> WHAT IS REQUIRED
Find the string "nothing" in the records. Copy each line that has it.

> SOURCE MATERIAL
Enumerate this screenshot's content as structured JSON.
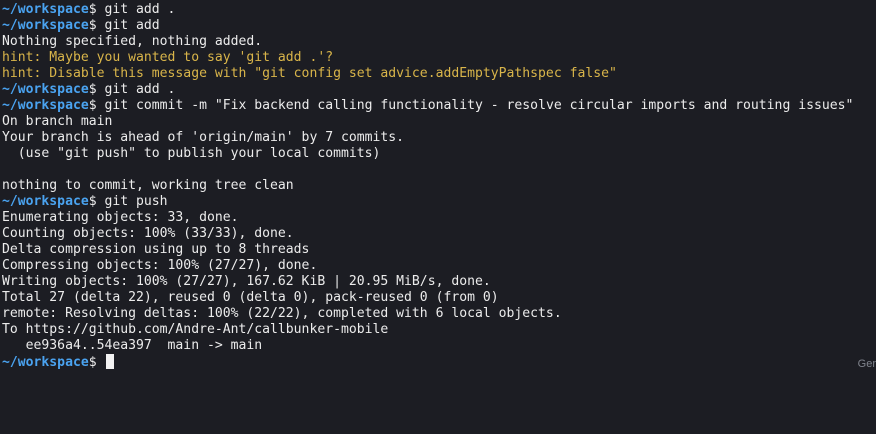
{
  "terminal": {
    "lines": [
      {
        "type": "prompt",
        "path": "~/workspace",
        "symbol": "$",
        "command": " git add ."
      },
      {
        "type": "prompt",
        "path": "~/workspace",
        "symbol": "$",
        "command": " git add"
      },
      {
        "type": "output",
        "text": "Nothing specified, nothing added."
      },
      {
        "type": "hint",
        "text": "hint: Maybe you wanted to say 'git add .'?"
      },
      {
        "type": "hint",
        "text": "hint: Disable this message with \"git config set advice.addEmptyPathspec false\""
      },
      {
        "type": "prompt",
        "path": "~/workspace",
        "symbol": "$",
        "command": " git add ."
      },
      {
        "type": "prompt",
        "path": "~/workspace",
        "symbol": "$",
        "command": " git commit -m \"Fix backend calling functionality - resolve circular imports and routing issues\""
      },
      {
        "type": "output",
        "text": "On branch main"
      },
      {
        "type": "output",
        "text": "Your branch is ahead of 'origin/main' by 7 commits."
      },
      {
        "type": "output",
        "text": "  (use \"git push\" to publish your local commits)"
      },
      {
        "type": "output",
        "text": ""
      },
      {
        "type": "output",
        "text": "nothing to commit, working tree clean"
      },
      {
        "type": "prompt",
        "path": "~/workspace",
        "symbol": "$",
        "command": " git push"
      },
      {
        "type": "output",
        "text": "Enumerating objects: 33, done."
      },
      {
        "type": "output",
        "text": "Counting objects: 100% (33/33), done."
      },
      {
        "type": "output",
        "text": "Delta compression using up to 8 threads"
      },
      {
        "type": "output",
        "text": "Compressing objects: 100% (27/27), done."
      },
      {
        "type": "output",
        "text": "Writing objects: 100% (27/27), 167.62 KiB | 20.95 MiB/s, done."
      },
      {
        "type": "output",
        "text": "Total 27 (delta 22), reused 0 (delta 0), pack-reused 0 (from 0)"
      },
      {
        "type": "output",
        "text": "remote: Resolving deltas: 100% (22/22), completed with 6 local objects."
      },
      {
        "type": "output",
        "text": "To https://github.com/Andre-Ant/callbunker-mobile"
      },
      {
        "type": "output",
        "text": "   ee936a4..54ea397  main -> main"
      },
      {
        "type": "prompt-active",
        "path": "~/workspace",
        "symbol": "$",
        "command": " "
      }
    ],
    "edge_label": "Ger"
  },
  "colors": {
    "background": "#1c1d23",
    "prompt_path": "#4aa3f0",
    "text": "#ececec",
    "hint": "#d9b54a",
    "cursor": "#f2f2f2"
  }
}
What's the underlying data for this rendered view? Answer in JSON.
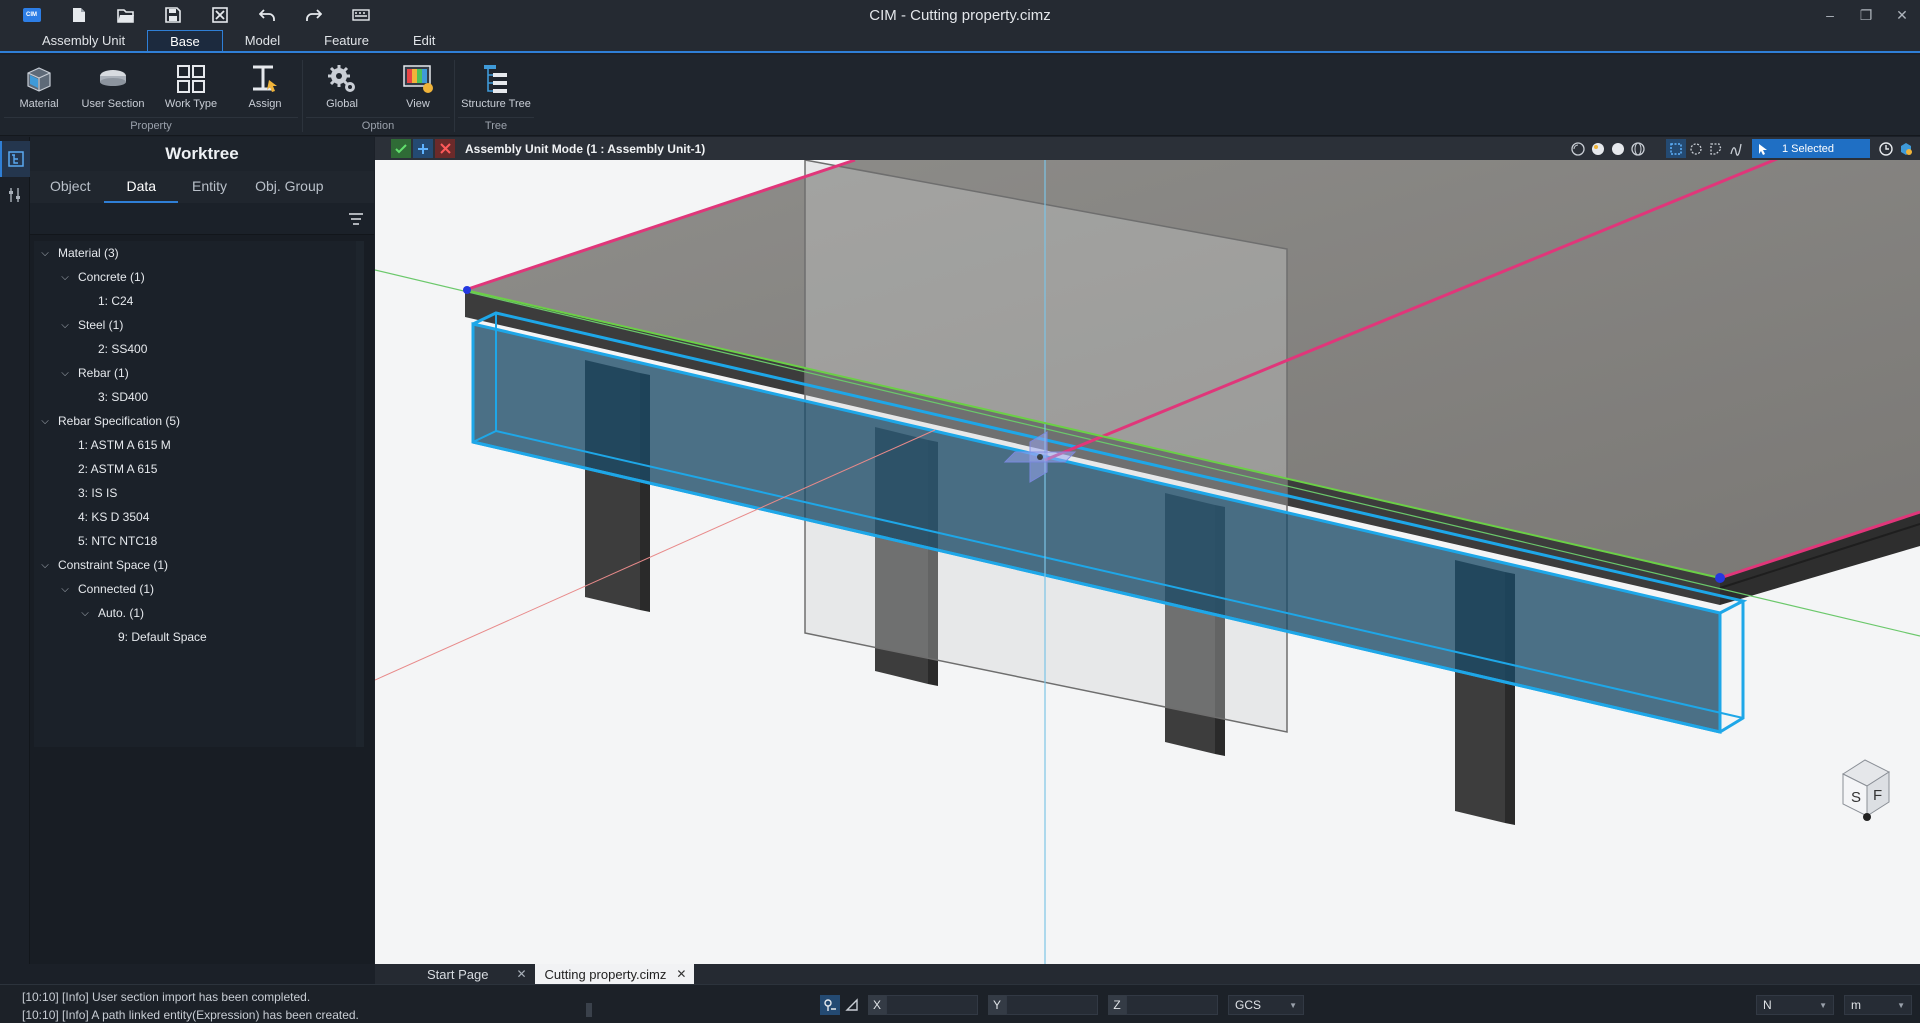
{
  "window": {
    "title": "CIM - Cutting property.cimz",
    "logo_text": "CIM",
    "minimize": "–",
    "restore": "❐",
    "close": "✕"
  },
  "menu": {
    "tabs": [
      "Assembly Unit",
      "Base",
      "Model",
      "Feature",
      "Edit"
    ],
    "active": "Base"
  },
  "ribbon": {
    "buttons": [
      "Material",
      "User Section",
      "Work Type",
      "Assign",
      "Global",
      "View",
      "Structure Tree"
    ],
    "groups": [
      "Property",
      "Option",
      "Tree"
    ]
  },
  "worktree": {
    "title": "Worktree",
    "tabs": [
      "Object",
      "Data",
      "Entity",
      "Obj. Group"
    ],
    "active_tab": "Data",
    "items": [
      {
        "label": "Material (3)",
        "expanded": true
      },
      {
        "label": "Concrete (1)",
        "expanded": true
      },
      {
        "label": "1: C24"
      },
      {
        "label": "Steel (1)",
        "expanded": true
      },
      {
        "label": "2: SS400"
      },
      {
        "label": "Rebar (1)",
        "expanded": true
      },
      {
        "label": "3: SD400"
      },
      {
        "label": "Rebar Specification (5)",
        "expanded": true
      },
      {
        "label": "1: ASTM A 615 M"
      },
      {
        "label": "2: ASTM A 615"
      },
      {
        "label": "3: IS IS"
      },
      {
        "label": "4: KS D 3504"
      },
      {
        "label": "5: NTC NTC18"
      },
      {
        "label": "Constraint Space (1)",
        "expanded": true
      },
      {
        "label": "Connected (1)",
        "expanded": true
      },
      {
        "label": "Auto. (1)",
        "expanded": true
      },
      {
        "label": "9: Default Space"
      }
    ]
  },
  "viewport": {
    "mode_text": "Assembly Unit Mode (1 : Assembly Unit-1)",
    "selection_text": "1 Selected",
    "cube_labels": [
      "S",
      "F"
    ]
  },
  "documents": {
    "tabs": [
      "Start Page",
      "Cutting property.cimz"
    ],
    "active": "Cutting property.cimz"
  },
  "log": {
    "lines": [
      "[10:10] [Info] User section import has been completed.",
      "[10:10] [Info] A path linked entity(Expression) has been created."
    ]
  },
  "status": {
    "x_label": "X",
    "y_label": "Y",
    "z_label": "Z",
    "coord_system": "GCS",
    "force_unit": "N",
    "length_unit": "m"
  },
  "colors": {
    "accent": "#2f7fd6",
    "selection": "#1ea7e8",
    "edge_highlight": "#e0367a"
  }
}
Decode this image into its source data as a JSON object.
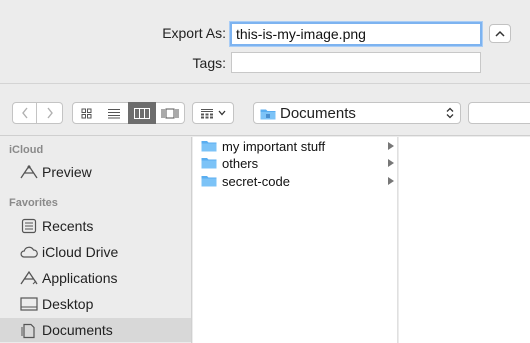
{
  "export": {
    "export_as_label": "Export As:",
    "filename": "this-is-my-image.png",
    "tags_label": "Tags:",
    "tags_value": ""
  },
  "toolbar": {
    "location": "Documents"
  },
  "sidebar": {
    "sections": [
      {
        "title": "iCloud",
        "items": [
          {
            "label": "Preview",
            "icon": "preview-icon"
          }
        ]
      },
      {
        "title": "Favorites",
        "items": [
          {
            "label": "Recents",
            "icon": "recents-icon"
          },
          {
            "label": "iCloud Drive",
            "icon": "cloud-icon"
          },
          {
            "label": "Applications",
            "icon": "applications-icon"
          },
          {
            "label": "Desktop",
            "icon": "desktop-icon"
          },
          {
            "label": "Documents",
            "icon": "documents-icon",
            "selected": true
          }
        ]
      }
    ]
  },
  "browser": {
    "items": [
      {
        "name": "my important stuff",
        "icon": "folder-icon"
      },
      {
        "name": "others",
        "icon": "folder-icon"
      },
      {
        "name": "secret-code",
        "icon": "folder-icon"
      }
    ]
  },
  "colors": {
    "folder": "#5aaef0",
    "focus_ring": "#7db3f0",
    "selected_view": "#6d6d6d"
  }
}
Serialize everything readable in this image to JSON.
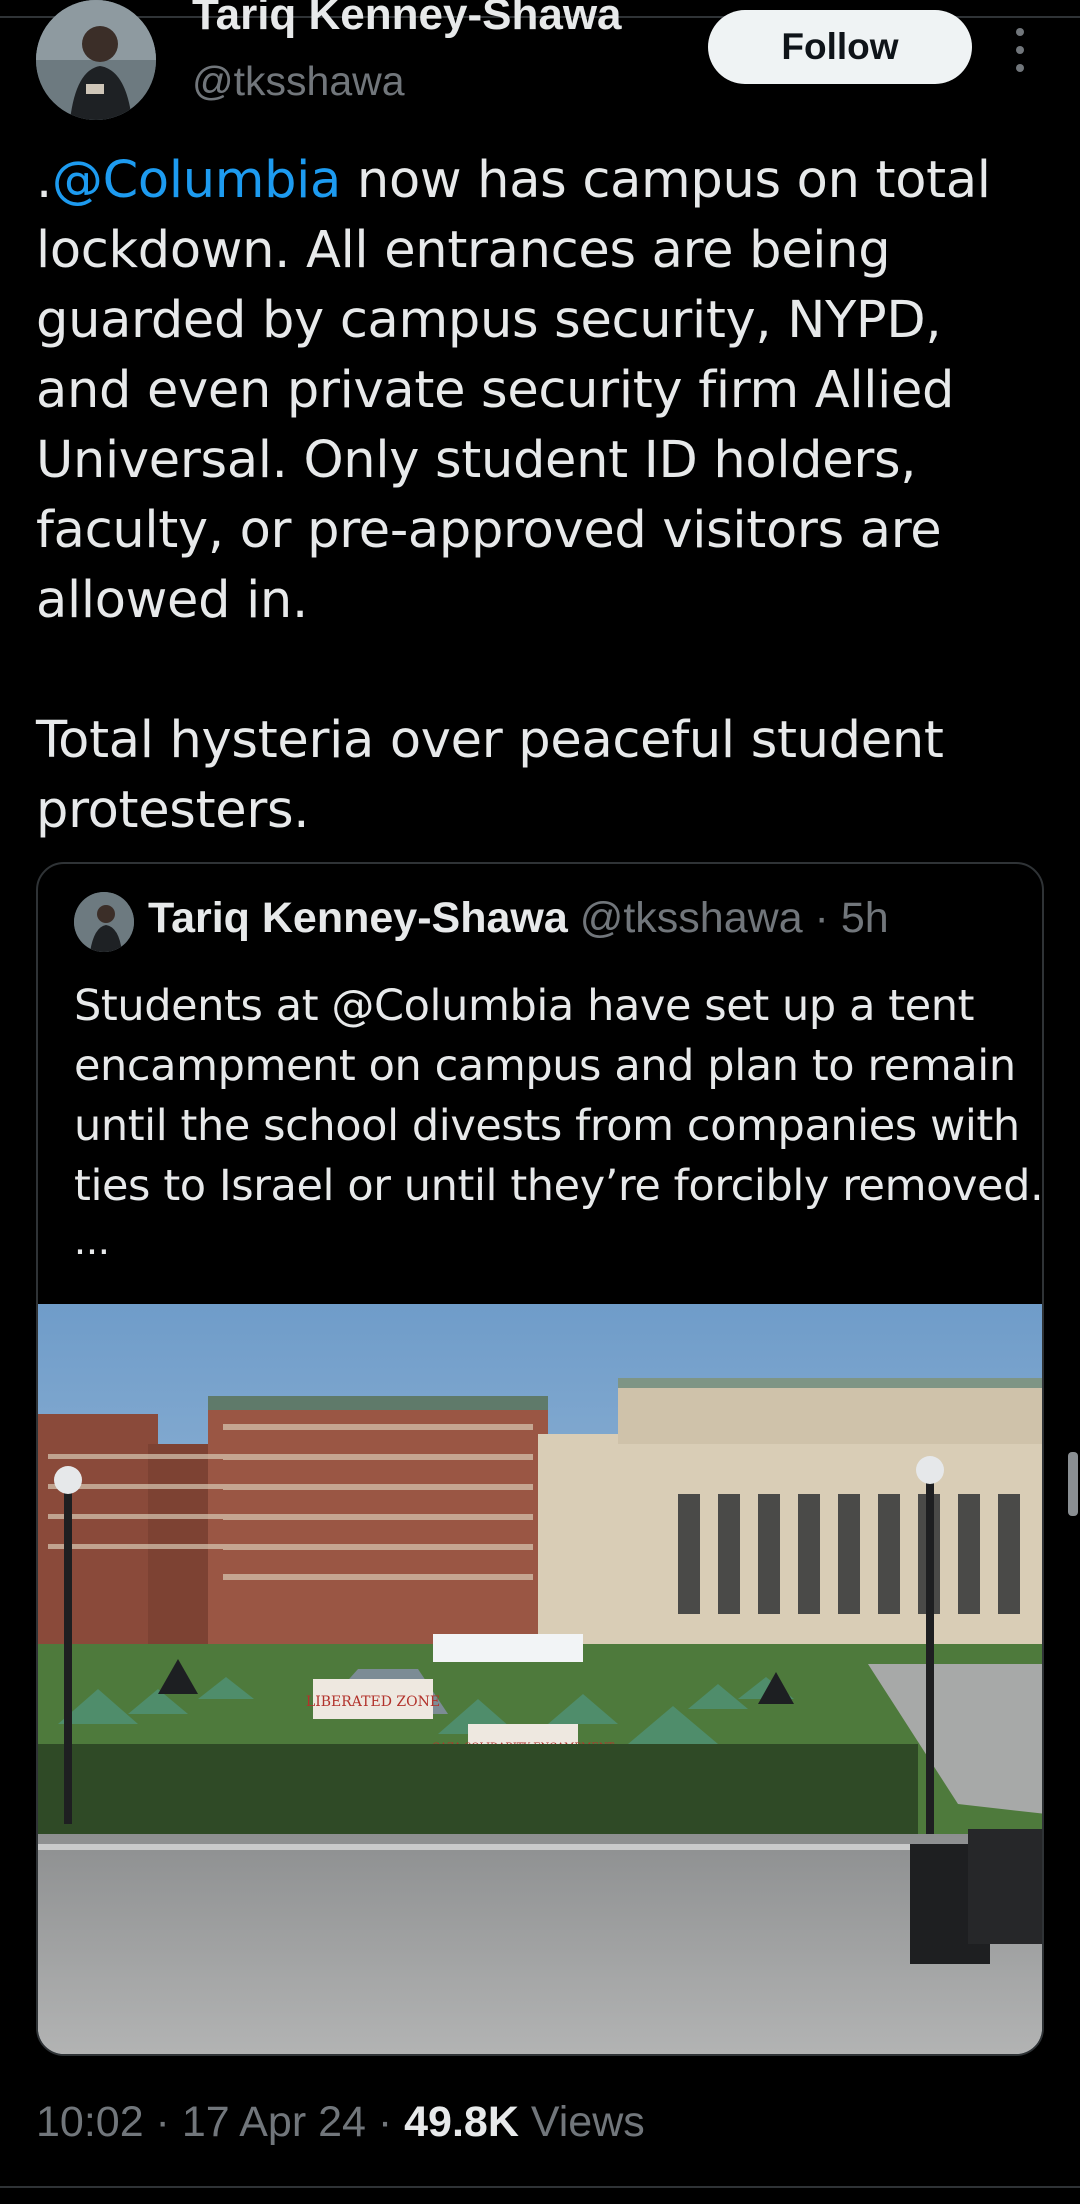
{
  "author": {
    "name": "Tariq Kenney-Shawa",
    "handle": "@tksshawa"
  },
  "actions": {
    "follow_label": "Follow",
    "more_icon": "more-vertical-icon"
  },
  "tweet": {
    "lines": [
      ".",
      "@Columbia",
      " now has campus on total",
      "lockdown. All entrances are being",
      "guarded by campus security, NYPD,",
      "and even private security firm Allied",
      "Universal. Only student ID holders,",
      "faculty, or pre-approved visitors are",
      "allowed in.",
      "Total hysteria over peaceful student",
      "protesters."
    ]
  },
  "quoted": {
    "name": "Tariq Kenney-Shawa",
    "meta": " @tksshawa · 5h",
    "lines": [
      "Students at @Columbia have set up a tent",
      "encampment on campus and plan to remain",
      "until the school divests from companies with",
      "ties to Israel or until they’re forcibly removed."
    ],
    "ellipsis": "...",
    "photo_signs": [
      "LIBERATED ZONE",
      "GAZA SOLIDARITY ENCAMPMENT"
    ]
  },
  "footer": {
    "time_date": "10:02 · 17 Apr 24 · ",
    "views_count": "49.8K",
    "views_label": " Views"
  },
  "colors": {
    "background": "#000000",
    "text": "#e7e9ea",
    "muted": "#71767b",
    "link": "#1d9bf0",
    "border": "#2f3336"
  }
}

> OUTPUT BELOW
        "text": "Nothing specified, nothing added."
        "text": "nothing to commit, working tree clean"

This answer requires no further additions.